**Exercise prompt**
Say how many lines of the records include the string "JSON". Nothing else belongs in the answer.

Data about app and page elements:
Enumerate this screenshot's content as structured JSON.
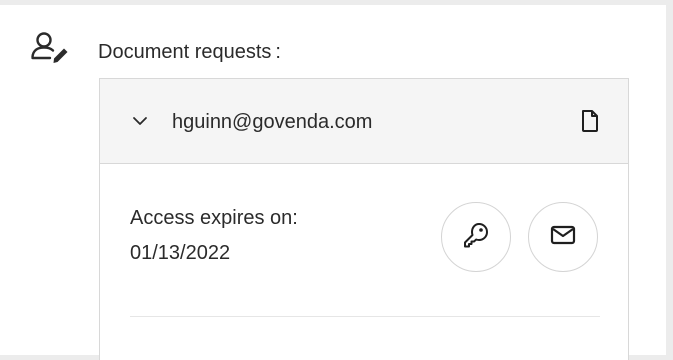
{
  "section": {
    "icon": "user-edit-icon",
    "label": "Document requests :"
  },
  "request": {
    "email": "hguinn@govenda.com",
    "expand_icon": "chevron-down-icon",
    "document_icon": "document-icon",
    "access_expires_label": "Access expires on:",
    "access_expires_date": "01/13/2022",
    "actions": [
      {
        "name": "key-button",
        "icon": "key-icon"
      },
      {
        "name": "email-button",
        "icon": "envelope-icon"
      }
    ]
  },
  "colors": {
    "page_background": "#ececec",
    "panel_background": "#ffffff",
    "header_background": "#f5f5f5",
    "border": "#d8d8d8",
    "text": "#2b2b2b"
  }
}
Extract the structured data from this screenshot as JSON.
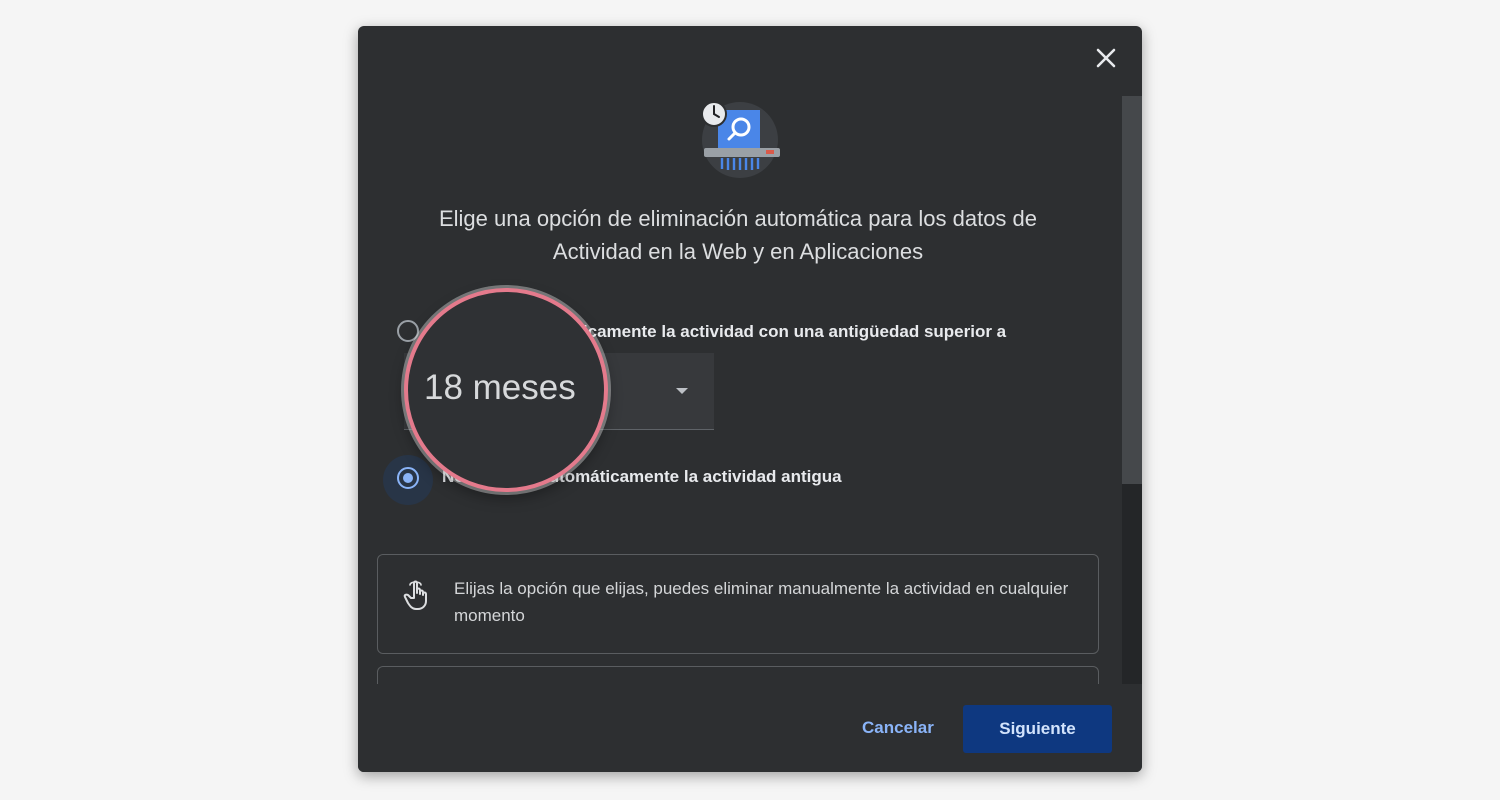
{
  "dialog": {
    "title": "Elige una opción de eliminación automática para los datos de Actividad en la Web y en Aplicaciones",
    "close_icon": "close-icon",
    "illustration_icon": "shredder-search-clock-icon"
  },
  "options": [
    {
      "label": "Eliminar automáticamente la actividad con una antigüedad superior a",
      "selected": false
    },
    {
      "label": "No eliminar automáticamente la actividad antigua",
      "selected": true
    }
  ],
  "dropdown": {
    "value": "18 meses"
  },
  "info": {
    "icon": "hand-pointer-icon",
    "text": "Elijas la opción que elijas, puedes eliminar manualmente la actividad en cualquier momento"
  },
  "footer": {
    "cancel_label": "Cancelar",
    "next_label": "Siguiente"
  },
  "magnifier": {
    "text": "18 meses"
  },
  "colors": {
    "accent": "#8ab4f8",
    "primary_button": "#0e3880",
    "dialog_bg": "#2d2f31",
    "magnifier_border": "#e47a8c"
  }
}
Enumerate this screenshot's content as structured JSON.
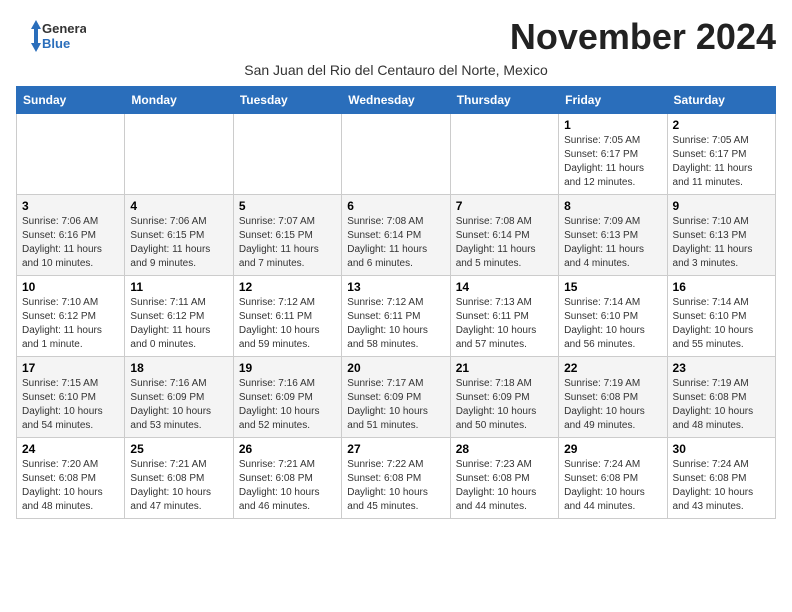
{
  "logo": {
    "general": "General",
    "blue": "Blue"
  },
  "title": "November 2024",
  "subtitle": "San Juan del Rio del Centauro del Norte, Mexico",
  "weekdays": [
    "Sunday",
    "Monday",
    "Tuesday",
    "Wednesday",
    "Thursday",
    "Friday",
    "Saturday"
  ],
  "weeks": [
    [
      {
        "day": "",
        "info": ""
      },
      {
        "day": "",
        "info": ""
      },
      {
        "day": "",
        "info": ""
      },
      {
        "day": "",
        "info": ""
      },
      {
        "day": "",
        "info": ""
      },
      {
        "day": "1",
        "info": "Sunrise: 7:05 AM\nSunset: 6:17 PM\nDaylight: 11 hours and 12 minutes."
      },
      {
        "day": "2",
        "info": "Sunrise: 7:05 AM\nSunset: 6:17 PM\nDaylight: 11 hours and 11 minutes."
      }
    ],
    [
      {
        "day": "3",
        "info": "Sunrise: 7:06 AM\nSunset: 6:16 PM\nDaylight: 11 hours and 10 minutes."
      },
      {
        "day": "4",
        "info": "Sunrise: 7:06 AM\nSunset: 6:15 PM\nDaylight: 11 hours and 9 minutes."
      },
      {
        "day": "5",
        "info": "Sunrise: 7:07 AM\nSunset: 6:15 PM\nDaylight: 11 hours and 7 minutes."
      },
      {
        "day": "6",
        "info": "Sunrise: 7:08 AM\nSunset: 6:14 PM\nDaylight: 11 hours and 6 minutes."
      },
      {
        "day": "7",
        "info": "Sunrise: 7:08 AM\nSunset: 6:14 PM\nDaylight: 11 hours and 5 minutes."
      },
      {
        "day": "8",
        "info": "Sunrise: 7:09 AM\nSunset: 6:13 PM\nDaylight: 11 hours and 4 minutes."
      },
      {
        "day": "9",
        "info": "Sunrise: 7:10 AM\nSunset: 6:13 PM\nDaylight: 11 hours and 3 minutes."
      }
    ],
    [
      {
        "day": "10",
        "info": "Sunrise: 7:10 AM\nSunset: 6:12 PM\nDaylight: 11 hours and 1 minute."
      },
      {
        "day": "11",
        "info": "Sunrise: 7:11 AM\nSunset: 6:12 PM\nDaylight: 11 hours and 0 minutes."
      },
      {
        "day": "12",
        "info": "Sunrise: 7:12 AM\nSunset: 6:11 PM\nDaylight: 10 hours and 59 minutes."
      },
      {
        "day": "13",
        "info": "Sunrise: 7:12 AM\nSunset: 6:11 PM\nDaylight: 10 hours and 58 minutes."
      },
      {
        "day": "14",
        "info": "Sunrise: 7:13 AM\nSunset: 6:11 PM\nDaylight: 10 hours and 57 minutes."
      },
      {
        "day": "15",
        "info": "Sunrise: 7:14 AM\nSunset: 6:10 PM\nDaylight: 10 hours and 56 minutes."
      },
      {
        "day": "16",
        "info": "Sunrise: 7:14 AM\nSunset: 6:10 PM\nDaylight: 10 hours and 55 minutes."
      }
    ],
    [
      {
        "day": "17",
        "info": "Sunrise: 7:15 AM\nSunset: 6:10 PM\nDaylight: 10 hours and 54 minutes."
      },
      {
        "day": "18",
        "info": "Sunrise: 7:16 AM\nSunset: 6:09 PM\nDaylight: 10 hours and 53 minutes."
      },
      {
        "day": "19",
        "info": "Sunrise: 7:16 AM\nSunset: 6:09 PM\nDaylight: 10 hours and 52 minutes."
      },
      {
        "day": "20",
        "info": "Sunrise: 7:17 AM\nSunset: 6:09 PM\nDaylight: 10 hours and 51 minutes."
      },
      {
        "day": "21",
        "info": "Sunrise: 7:18 AM\nSunset: 6:09 PM\nDaylight: 10 hours and 50 minutes."
      },
      {
        "day": "22",
        "info": "Sunrise: 7:19 AM\nSunset: 6:08 PM\nDaylight: 10 hours and 49 minutes."
      },
      {
        "day": "23",
        "info": "Sunrise: 7:19 AM\nSunset: 6:08 PM\nDaylight: 10 hours and 48 minutes."
      }
    ],
    [
      {
        "day": "24",
        "info": "Sunrise: 7:20 AM\nSunset: 6:08 PM\nDaylight: 10 hours and 48 minutes."
      },
      {
        "day": "25",
        "info": "Sunrise: 7:21 AM\nSunset: 6:08 PM\nDaylight: 10 hours and 47 minutes."
      },
      {
        "day": "26",
        "info": "Sunrise: 7:21 AM\nSunset: 6:08 PM\nDaylight: 10 hours and 46 minutes."
      },
      {
        "day": "27",
        "info": "Sunrise: 7:22 AM\nSunset: 6:08 PM\nDaylight: 10 hours and 45 minutes."
      },
      {
        "day": "28",
        "info": "Sunrise: 7:23 AM\nSunset: 6:08 PM\nDaylight: 10 hours and 44 minutes."
      },
      {
        "day": "29",
        "info": "Sunrise: 7:24 AM\nSunset: 6:08 PM\nDaylight: 10 hours and 44 minutes."
      },
      {
        "day": "30",
        "info": "Sunrise: 7:24 AM\nSunset: 6:08 PM\nDaylight: 10 hours and 43 minutes."
      }
    ]
  ]
}
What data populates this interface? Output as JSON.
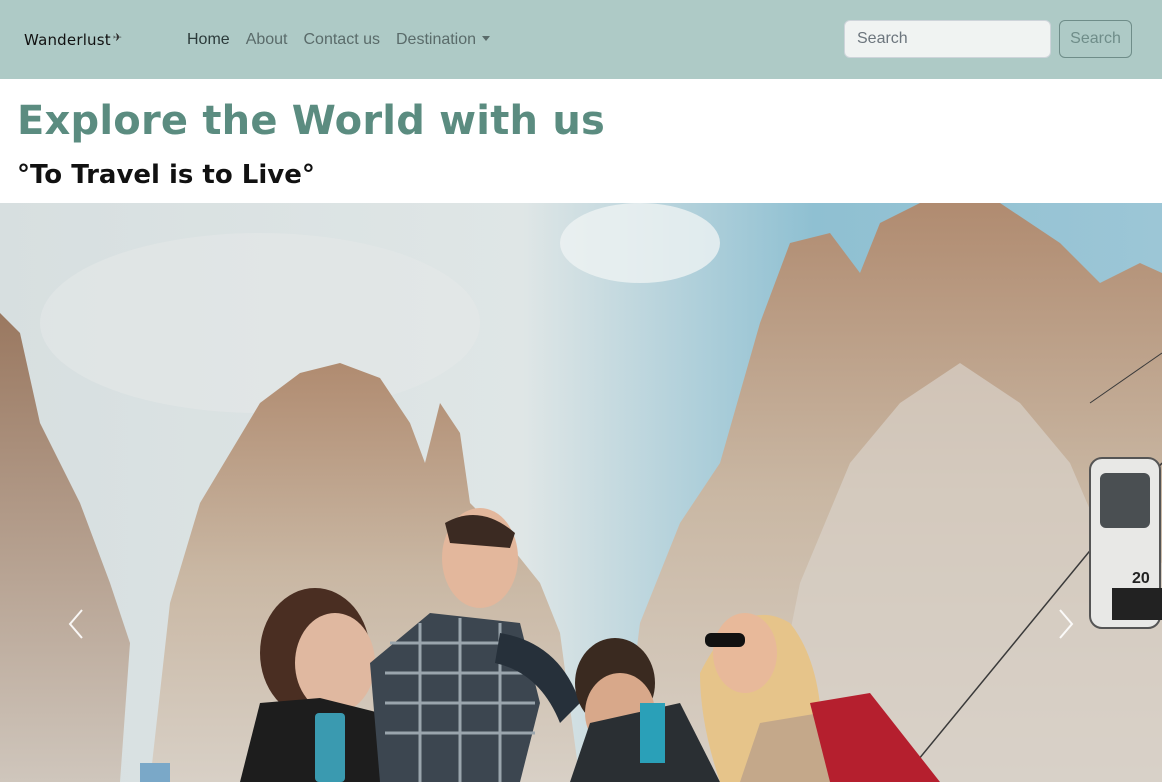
{
  "navbar": {
    "brand": "Wanderlust",
    "brand_icon": "plane-icon",
    "links": [
      {
        "label": "Home"
      },
      {
        "label": "About"
      },
      {
        "label": "Contact us"
      },
      {
        "label": "Destination"
      }
    ],
    "search": {
      "placeholder": "Search",
      "button_label": "Search"
    }
  },
  "hero": {
    "title": "Explore the World with us",
    "subtitle": "°To Travel is to Live°"
  },
  "carousel": {
    "image_description": "friends-in-mountains-photo",
    "prev_icon": "chevron-left-icon",
    "next_icon": "chevron-right-icon",
    "cable_car_number": "20"
  },
  "colors": {
    "navbar_bg": "#aecac6",
    "title_color": "#5b8c80",
    "search_btn": "#6f8d89"
  }
}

**Answer**
4